Glucosamine is a compound that is naturally present in joint fluid. It is generally commercialized as a joint health dietary supplement and is frequently taken to reduce the symptoms of joint health issues.
In this blog, we will direct your attention to the five most important factors you should know before taking glucosamine supplements, including their sources and effectiveness, types of glucosamine, possible side effects, dosage recommendations, and interactions with other medications.
Sources and effectiveness of Glucosamine
Glucosamine supplements are typically extracted from the shells of sea creatures, i.e., crabs, lobsters, and shrimp. These seafood options are full of naturally occurring glucosamine, which makes them perfect for your diet. Also, it's important to remember that everyone responds to glucosamine differently, and some people may feel results faster than others.
Types of Glucosamine
When considering glucosamine supplements, it is essential to grasp their unique properties and available types. This natural compound is widely available in three forms:

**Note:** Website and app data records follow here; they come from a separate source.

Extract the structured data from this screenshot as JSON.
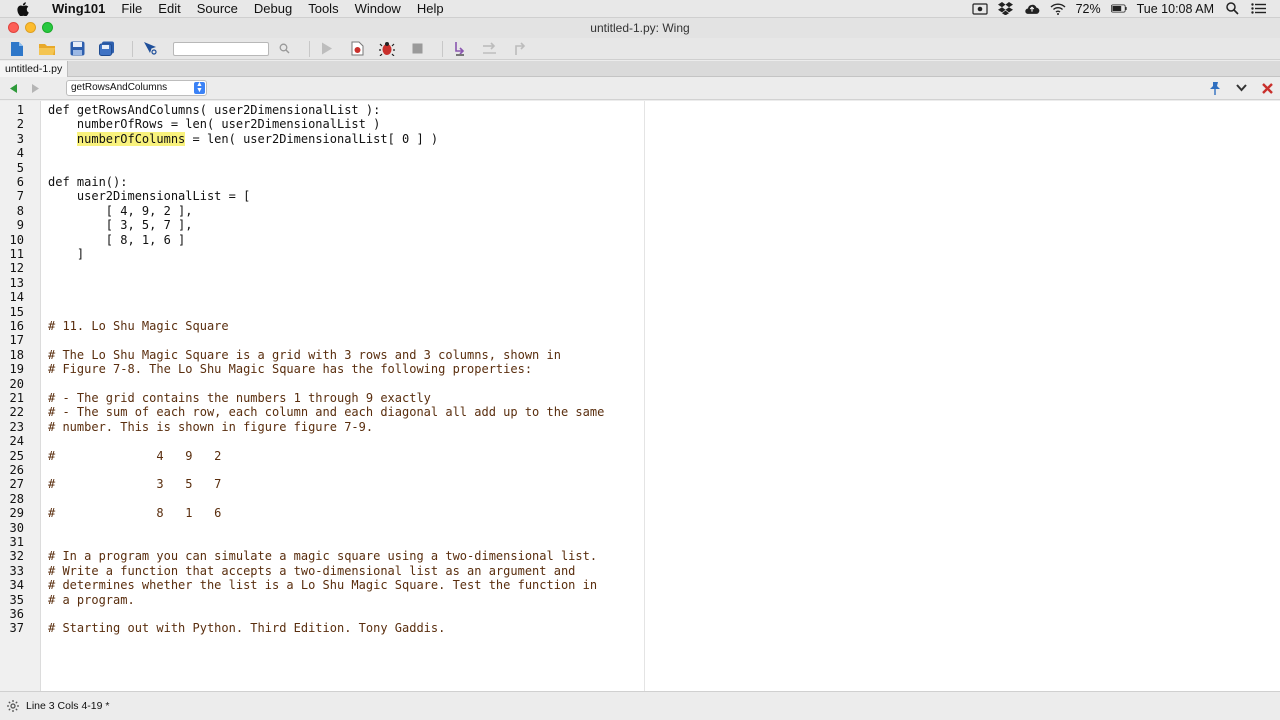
{
  "menubar": {
    "app_name": "Wing101",
    "items": [
      "File",
      "Edit",
      "Source",
      "Debug",
      "Tools",
      "Window",
      "Help"
    ],
    "battery": "72%",
    "clock": "Tue 10:08 AM"
  },
  "window": {
    "title": "untitled-1.py: Wing"
  },
  "tab": {
    "label": "untitled-1.py"
  },
  "navbar": {
    "scope": "getRowsAndColumns"
  },
  "code": {
    "lines": [
      "def getRowsAndColumns( user2DimensionalList ):",
      "    numberOfRows = len( user2DimensionalList )",
      "    numberOfColumns = len( user2DimensionalList[ 0 ] )",
      "",
      "",
      "def main():",
      "    user2DimensionalList = [",
      "        [ 4, 9, 2 ],",
      "        [ 3, 5, 7 ],",
      "        [ 8, 1, 6 ]",
      "    ]",
      "",
      "",
      "",
      "",
      "# 11. Lo Shu Magic Square",
      "",
      "# The Lo Shu Magic Square is a grid with 3 rows and 3 columns, shown in",
      "# Figure 7-8. The Lo Shu Magic Square has the following properties:",
      "",
      "# - The grid contains the numbers 1 through 9 exactly",
      "# - The sum of each row, each column and each diagonal all add up to the same",
      "# number. This is shown in figure figure 7-9.",
      "",
      "#              4   9   2",
      "",
      "#              3   5   7",
      "",
      "#              8   1   6",
      "",
      "",
      "# In a program you can simulate a magic square using a two-dimensional list.",
      "# Write a function that accepts a two-dimensional list as an argument and",
      "# determines whether the list is a Lo Shu Magic Square. Test the function in",
      "# a program.",
      "",
      "# Starting out with Python. Third Edition. Tony Gaddis."
    ]
  },
  "status": {
    "text": "Line 3 Cols 4-19 *"
  }
}
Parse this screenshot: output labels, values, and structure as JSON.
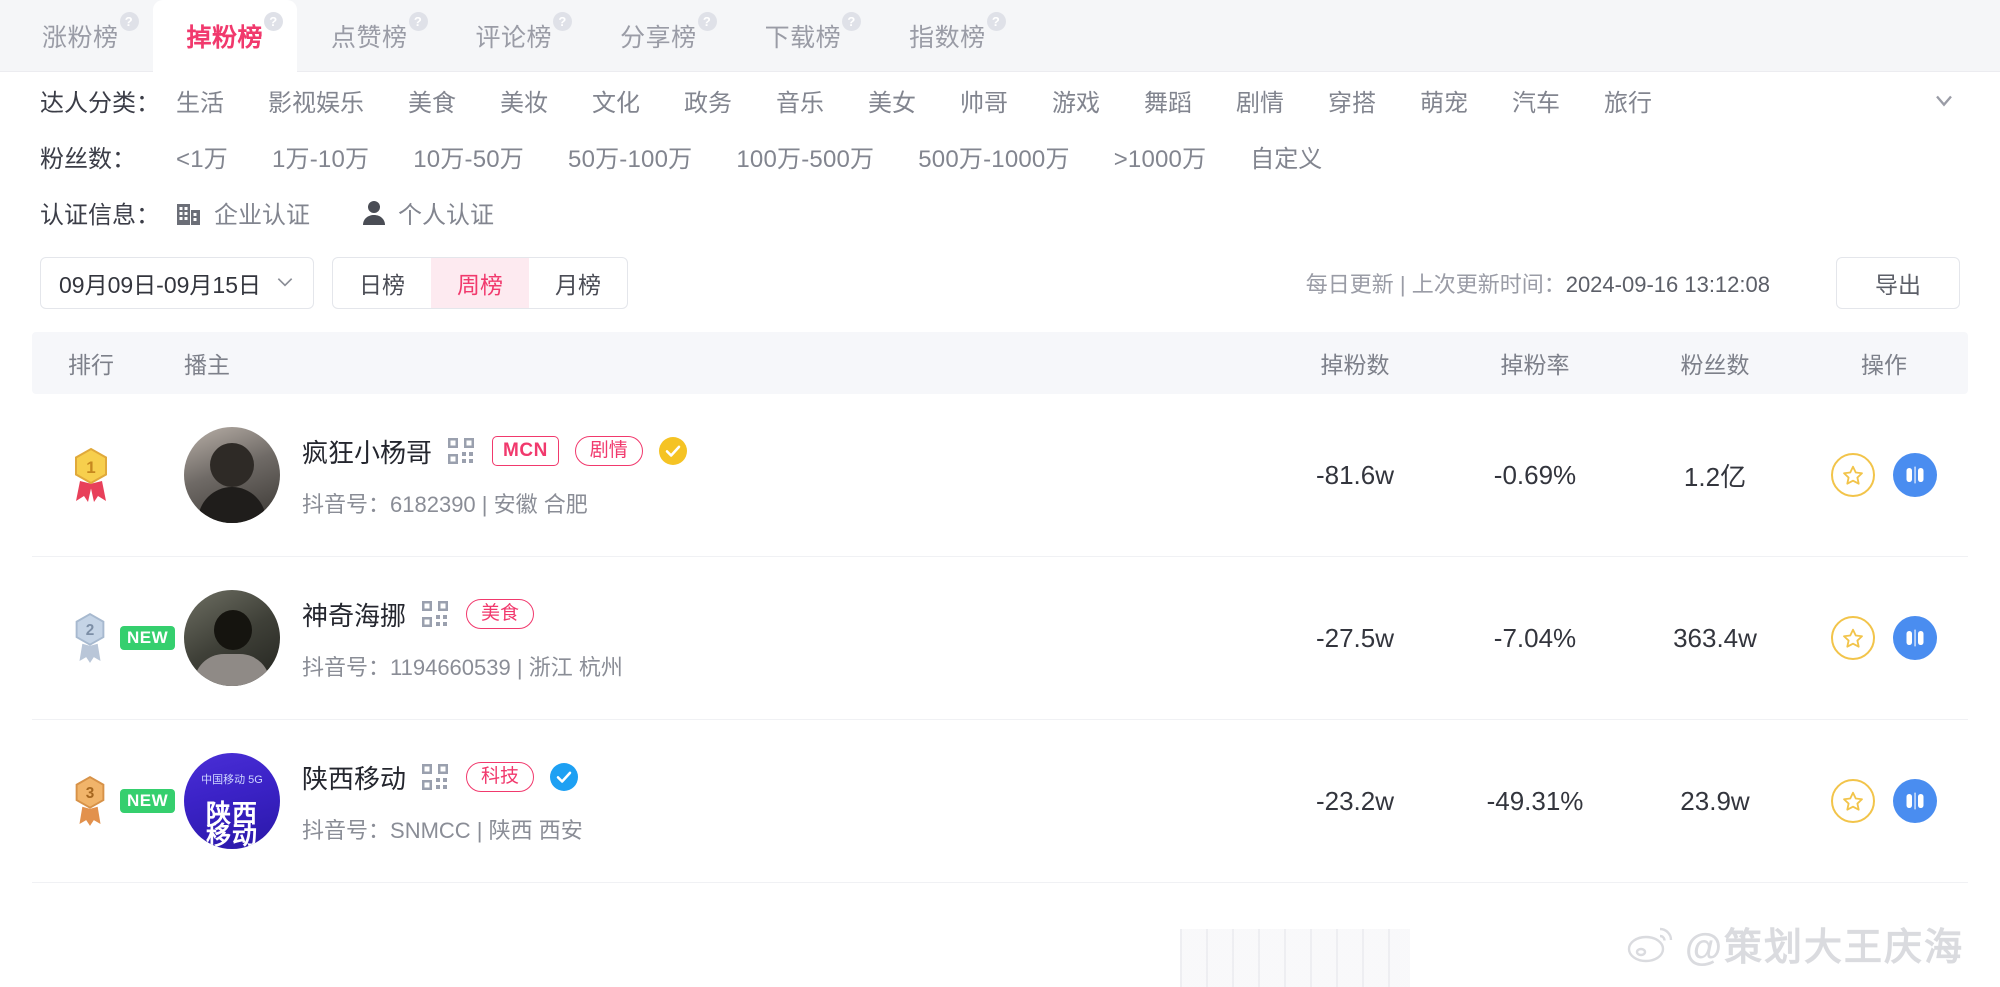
{
  "tabs": [
    {
      "label": "涨粉榜",
      "active": false,
      "help": "?"
    },
    {
      "label": "掉粉榜",
      "active": true,
      "help": "?"
    },
    {
      "label": "点赞榜",
      "active": false,
      "help": "?"
    },
    {
      "label": "评论榜",
      "active": false,
      "help": "?"
    },
    {
      "label": "分享榜",
      "active": false,
      "help": "?"
    },
    {
      "label": "下载榜",
      "active": false,
      "help": "?"
    },
    {
      "label": "指数榜",
      "active": false,
      "help": "?"
    }
  ],
  "filters": {
    "category": {
      "label": "达人分类：",
      "options": [
        "生活",
        "影视娱乐",
        "美食",
        "美妆",
        "文化",
        "政务",
        "音乐",
        "美女",
        "帅哥",
        "游戏",
        "舞蹈",
        "剧情",
        "穿搭",
        "萌宠",
        "汽车",
        "旅行"
      ]
    },
    "fans": {
      "label": "粉丝数：",
      "options": [
        "<1万",
        "1万-10万",
        "10万-50万",
        "50万-100万",
        "100万-500万",
        "500万-1000万",
        ">1000万",
        "自定义"
      ]
    },
    "cert": {
      "label": "认证信息：",
      "options": [
        {
          "label": "企业认证",
          "icon": "building-icon"
        },
        {
          "label": "个人认证",
          "icon": "person-icon"
        }
      ]
    }
  },
  "controls": {
    "date_range": "09月09日-09月15日",
    "period_options": [
      {
        "label": "日榜",
        "active": false
      },
      {
        "label": "周榜",
        "active": true
      },
      {
        "label": "月榜",
        "active": false
      }
    ],
    "update_prefix": "每日更新 | 上次更新时间：",
    "update_time": "2024-09-16 13:12:08",
    "export_label": "导出"
  },
  "table": {
    "headers": {
      "rank": "排行",
      "host": "播主",
      "drop_count": "掉粉数",
      "drop_rate": "掉粉率",
      "fans": "粉丝数",
      "action": "操作"
    },
    "rows": [
      {
        "rank": "1",
        "medal": "gold-medal",
        "new": "",
        "name": "疯狂小杨哥",
        "qr": "qr-code-icon",
        "tags": [
          "MCN",
          "剧情"
        ],
        "verified": "yellow",
        "account_label": "抖音号：",
        "account_id": "6182390",
        "location": "安徽 合肥",
        "drop_count": "-81.6w",
        "drop_rate": "-0.69%",
        "fans": "1.2亿"
      },
      {
        "rank": "2",
        "medal": "silver-medal",
        "new": "NEW",
        "name": "神奇海挪",
        "qr": "qr-code-icon",
        "tags": [
          "美食"
        ],
        "verified": "",
        "account_label": "抖音号：",
        "account_id": "1194660539",
        "location": "浙江 杭州",
        "drop_count": "-27.5w",
        "drop_rate": "-7.04%",
        "fans": "363.4w"
      },
      {
        "rank": "3",
        "medal": "bronze-medal",
        "new": "NEW",
        "name": "陕西移动",
        "qr": "qr-code-icon",
        "tags": [
          "科技"
        ],
        "verified": "blue",
        "account_label": "抖音号：",
        "account_id": "SNMCC",
        "location": "陕西 西安",
        "drop_count": "-23.2w",
        "drop_rate": "-49.31%",
        "fans": "23.9w"
      }
    ]
  },
  "watermark": {
    "text": "@策划大王庆海",
    "icon": "weibo-icon"
  },
  "colors": {
    "accent": "#f1396d",
    "accent_soft": "#fdeaf0",
    "new_green": "#35cf6e",
    "blue": "#1da0f3",
    "gold": "#f5c324"
  }
}
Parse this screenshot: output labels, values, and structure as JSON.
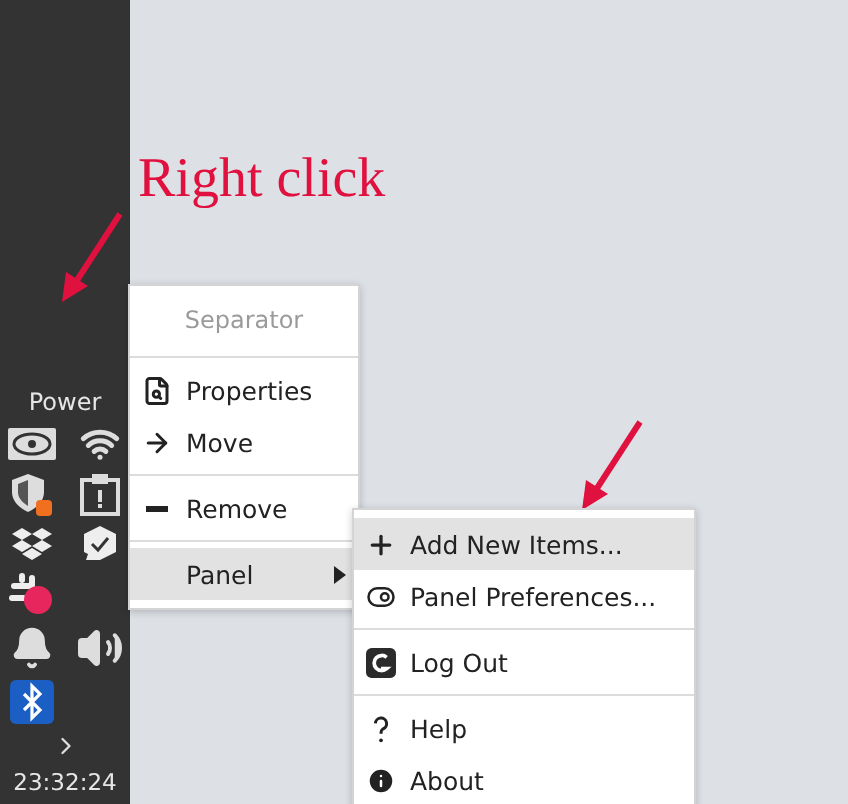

- Glucosamine Sulfate
It’s one of the most common and effective forms of glucosamine supplements, which may promote cartilage production and reduce joint swelling, resulting in boosted joint mobility and lowered discomfort.
- Glucosamine hydrochloride
It is possible to reduce joint discomfort by consuming glucosamine hydrochloride. But on the other side, researchers believe that glucosamine hydrochloride (HCL) may not work as well as glucosamine sulfate.
- N-Acetyl Glucosamine
Is often used together with other types of glucosamine to provide complete assistance.
Possible Side Effects
Knowing the possible side effects and safety precautions associated with glucosamine supplements is important. Side effects of glucosamine are usually moderate and can include:
Although serious side effects such as drowsiness, skin reactions, and migraines are relatively rare, it is essential to be aware of them and seek medical attention if they occur. Also, individuals with particular health conditions should not take glucosamine supplements without consulting their doctor. These diseases and circumstances include:
- High cholesterol
- High Blood Pressure
Women should avoid glucosamine supplements during pregnancy since there is insufficient evidence to prove their safety. To ensure safe usage of glucosamine, it is important to inform your doctor or pharmacist of all medications, supplements, and pre-existing conditions.
The right amount of glucosamine can vary based on the individual, the form of glucosamine used, and the condition being treated.
The typical glucosamine dosage is 1500 mg per day, which is usually taken all at once.
Read the product's label instructions or consult your doctor to determine the correct dosage. Beginning with a lower dose and steadily increasing it may help you determine your response to glucosamine dosage and minimize the risk of potential side effects.
Does Glucosamine interact with other medications?
If you are taking blood-thinning pills such as aspirin or have diabetes, it’s essential to take advice from your healthcare consultant before taking glucosamine supplements. Moreover, when choosing a multivitamin to take with glucosamine, it is very important to look over the list of ingredients. Check your multivitamin for overlapping nutrients that may already be present. This precaution will aid in preventing excessive consumption and possible adverse effects of specific vitamins and minerals.
Keep in mind that people have different nutritional requirements. Before deciding whether or not to take glucosamine with multivitamins, you should talk to a doctor about what suits you best. They can provide personalized guidance by considering your age, gender, medical history, and current medications.
Is glucosamine safe for long-term use?
Yes, a 2016 study involving 1,593 people who had taken glucosamine for up to six years concluded that this natural compound was safe and effective for long-term use.
Glucosamine is one of the most commonly sold dietary supplements in the United States. This natural compound gained the scientific community's attention after long-term clinical trials showed that it could slow the progression of anatomic joint structure and control symptoms. The reported side effects have been studied extensively and are typically uncommon and mild. Furthermore, as with any dietary supplement, it is advised to consult a doctor before starting glucosamine supplementation to ensure its suitability for your requirements and identify any concerns or potential risks.
Disclaimer: Please note that this article is solely intended for educational purposes. It is important to understand that the information provided in this article should not be considered a replacement for professional medical advice. The supplements, ingredients, or products mentioned in this article are not meant to be used for diagnosing, treating, curing, or aiding in the cure of any disease or illness. If you are currently facing any issues related to joint health, it is strongly advised to seek guidance from a qualified healthcare professional or doctor.